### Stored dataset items
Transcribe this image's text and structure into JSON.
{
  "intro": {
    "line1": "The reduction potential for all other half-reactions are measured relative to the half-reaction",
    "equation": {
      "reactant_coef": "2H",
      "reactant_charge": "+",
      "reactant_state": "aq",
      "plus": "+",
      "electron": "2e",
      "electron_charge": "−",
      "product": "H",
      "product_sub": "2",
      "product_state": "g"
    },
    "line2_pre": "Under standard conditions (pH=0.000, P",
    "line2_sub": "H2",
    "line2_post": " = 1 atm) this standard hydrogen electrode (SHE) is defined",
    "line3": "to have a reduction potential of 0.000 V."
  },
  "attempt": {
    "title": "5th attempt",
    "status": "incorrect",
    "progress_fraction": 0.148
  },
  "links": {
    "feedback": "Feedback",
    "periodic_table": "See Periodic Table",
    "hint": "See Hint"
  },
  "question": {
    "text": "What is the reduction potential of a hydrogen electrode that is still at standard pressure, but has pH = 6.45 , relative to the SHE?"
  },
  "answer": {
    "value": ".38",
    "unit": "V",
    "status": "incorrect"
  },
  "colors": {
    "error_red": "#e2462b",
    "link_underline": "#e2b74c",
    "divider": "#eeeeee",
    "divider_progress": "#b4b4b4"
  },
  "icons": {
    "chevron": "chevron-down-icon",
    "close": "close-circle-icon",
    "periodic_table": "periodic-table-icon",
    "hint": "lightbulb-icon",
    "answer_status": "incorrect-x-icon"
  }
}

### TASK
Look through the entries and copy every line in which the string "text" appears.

### RESULT OF THE EXERCISE
Transcribe this image's text and structure into JSON.
    "text": "What is the reduction potential of a hydrogen electrode that is still at standard pressure, but has pH = 6.45 , relative to the SHE?"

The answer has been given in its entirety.